Naming inorganic compounds

Naming Cations Cations formed from metal atoms have the same name as the metal
Naming Cations If a metal can form different cations, the positive charge is indicated by a Roman numeral in parentheses following the name of the metal.
Naming Cations Cations formed from nonmetal atoms have names that end in -ium
Naming Anions The names of monatomic anions are formed by replacing the ending of the name of the element with -ide
Naming Anions Polyatomic anions containing oxygen have names ending in -ate or -ite
Naming Anions Anions derived by adding H+ to an oxyanion are named by adding as a prefix the word hydrogen or dihydrogen, as appropriate
Naming Ionic Compounds Names of ionic compounds consist of the cation name followed by the anion name.
Naming acids Acids containing anions whose names end in -ide are named by changing the -ide ending to -ic, adding the prefix hydro- to this anion name, and then following with the word acid
Naming acids Acids containing anions whose names end in -ate or -ite are named by changing -ate to -ic and -ite to -ous, and then adding the word acid.
Naming binary molecular compounds The name of the element farther to the left in the periodic table is usually written first
Naming binary molecular compounds If both elements are in the same group in the periodic table, the one having the higer atomic number is named first
Naming binary molecular compounds The name of the second element is given an -ide ending
Naming binary molecular compounds Greek prefixes are used to indicate the number of atoms of each element
Greek prefix, 1 Mono-
Greek prefix, 2 Di-
Greek prefix, 3 Tri-
Greek prefix, 4 Tetra-
Greek prefix, 5 Penta-

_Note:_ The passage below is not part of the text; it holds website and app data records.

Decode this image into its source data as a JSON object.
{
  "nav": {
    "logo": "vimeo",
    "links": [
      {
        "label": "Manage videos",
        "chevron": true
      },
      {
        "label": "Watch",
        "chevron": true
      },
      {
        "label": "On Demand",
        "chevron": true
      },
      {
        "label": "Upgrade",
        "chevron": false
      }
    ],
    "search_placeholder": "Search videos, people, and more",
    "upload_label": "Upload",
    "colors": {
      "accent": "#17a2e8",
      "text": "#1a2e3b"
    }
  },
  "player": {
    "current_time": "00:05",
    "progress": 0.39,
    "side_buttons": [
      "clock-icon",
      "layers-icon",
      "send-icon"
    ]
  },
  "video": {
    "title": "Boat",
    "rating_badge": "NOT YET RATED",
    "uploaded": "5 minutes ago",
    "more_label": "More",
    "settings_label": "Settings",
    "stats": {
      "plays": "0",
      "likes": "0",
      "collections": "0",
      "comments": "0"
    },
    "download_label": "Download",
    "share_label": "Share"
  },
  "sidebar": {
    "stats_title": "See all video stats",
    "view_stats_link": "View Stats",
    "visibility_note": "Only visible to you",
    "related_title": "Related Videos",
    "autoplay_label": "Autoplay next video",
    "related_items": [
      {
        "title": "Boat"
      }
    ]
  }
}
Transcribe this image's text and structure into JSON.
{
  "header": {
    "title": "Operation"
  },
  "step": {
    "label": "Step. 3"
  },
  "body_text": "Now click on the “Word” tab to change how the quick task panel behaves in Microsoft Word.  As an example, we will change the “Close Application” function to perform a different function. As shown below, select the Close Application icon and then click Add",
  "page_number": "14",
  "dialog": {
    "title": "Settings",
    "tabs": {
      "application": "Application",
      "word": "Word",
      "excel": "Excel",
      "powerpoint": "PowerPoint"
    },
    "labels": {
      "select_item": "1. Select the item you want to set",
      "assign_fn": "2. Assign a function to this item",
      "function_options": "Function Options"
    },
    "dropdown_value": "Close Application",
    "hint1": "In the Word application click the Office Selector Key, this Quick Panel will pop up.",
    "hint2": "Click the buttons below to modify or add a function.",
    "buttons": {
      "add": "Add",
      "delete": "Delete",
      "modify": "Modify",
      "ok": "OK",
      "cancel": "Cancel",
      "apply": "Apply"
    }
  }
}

Greek prefix, 6 Hexa-
Greek prefix, 7 Hepta-
Greek prefix, 8 Octa-
Greek prefix, 9 Nona-
Greek prefix, 10 Deca-
Created by: calebmo